It's also good to point out that lawsuits have been lost by tenants trying to scam LLs into letting them have pets with these doctors notes. The tenants have to prove that they have a disability that requires them to have an animal. Most of these reasons are in the FHA version "emotional problems". These are supposed to be for severe cases where the animal can make a significant difference, not just "wouldn't it be nice to have a dog". It was created for PTSD for rape victims and for people with severe phobias. It has obviously been abused to circumvent the no pet policies in many states.
FYI, if you get a "prescription" for a pet from a doctor for a tenant, check the doctor out, make sure it's legit, and make sure the doc is in a position to actually make a diagnosis for the condition. IE the podiatrist should not be diagnosing mental disorders and writing scripts for it!
Establishing that the support animal is necessary in order for tenant to use and enjoy the residence is critical. Courts have consistently held that a tenant requesting an emotional support animal as a reasonable accommodation must demonstrate a relationship between his or her ability to function and the companionship of the animal. Although the landlord is entitled to ask for supporting materials which document the need for an emotional support animal, federal law does not require the tenant to provide proof of training or certification of the animal.
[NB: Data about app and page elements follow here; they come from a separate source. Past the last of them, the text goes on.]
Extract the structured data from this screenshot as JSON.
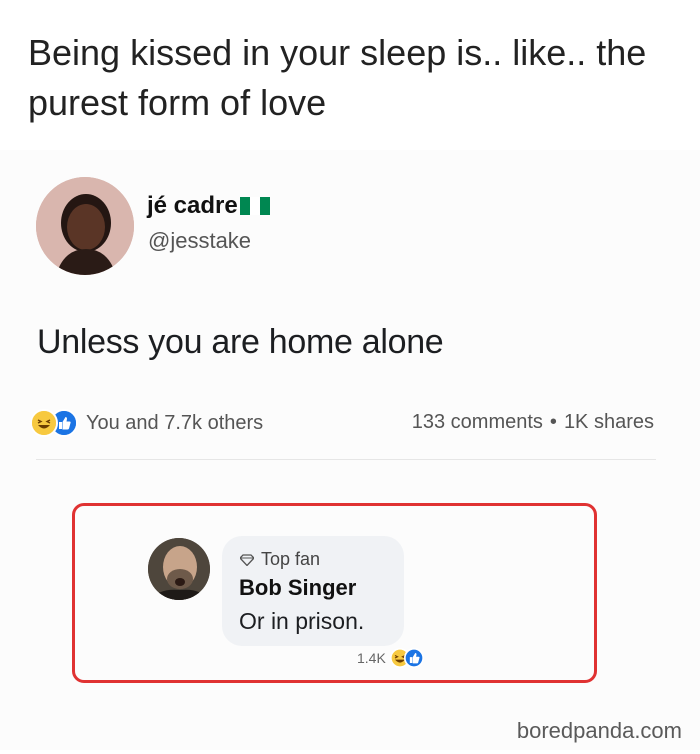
{
  "header": {
    "caption": "Being kissed in your sleep is.. like.. the purest form of love"
  },
  "post": {
    "author_name": "jé cadre",
    "author_flag": "nigeria-flag-icon",
    "author_handle": "@jesstake",
    "text": "Unless you are home alone",
    "reactions_label": "You and 7.7k others",
    "comments_label": "133 comments",
    "separator": "•",
    "shares_label": "1K shares",
    "reaction_icons": [
      "laughing-emoji-icon",
      "thumbs-up-icon"
    ]
  },
  "comment": {
    "badge": "Top fan",
    "badge_icon": "diamond-icon",
    "author": "Bob Singer",
    "text": "Or in prison.",
    "reaction_count": "1.4K",
    "reaction_icons": [
      "laughing-emoji-icon",
      "thumbs-up-icon"
    ]
  },
  "watermark": {
    "text": "boredpanda.com"
  },
  "colors": {
    "highlight_border": "#e03232",
    "like_blue": "#1b74e4",
    "laugh_yellow": "#f7c940",
    "flag_green": "#008751"
  }
}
The two courts that have addressed this issue directly - the Court of Appeals for the Seventh Circuit and the U.S. District Court of Oregon - have held that the only requirements to be classified as a service animal under federal regulations are that the animal be (1) individually trained, and (2) work for the benefit of an individual with a disability.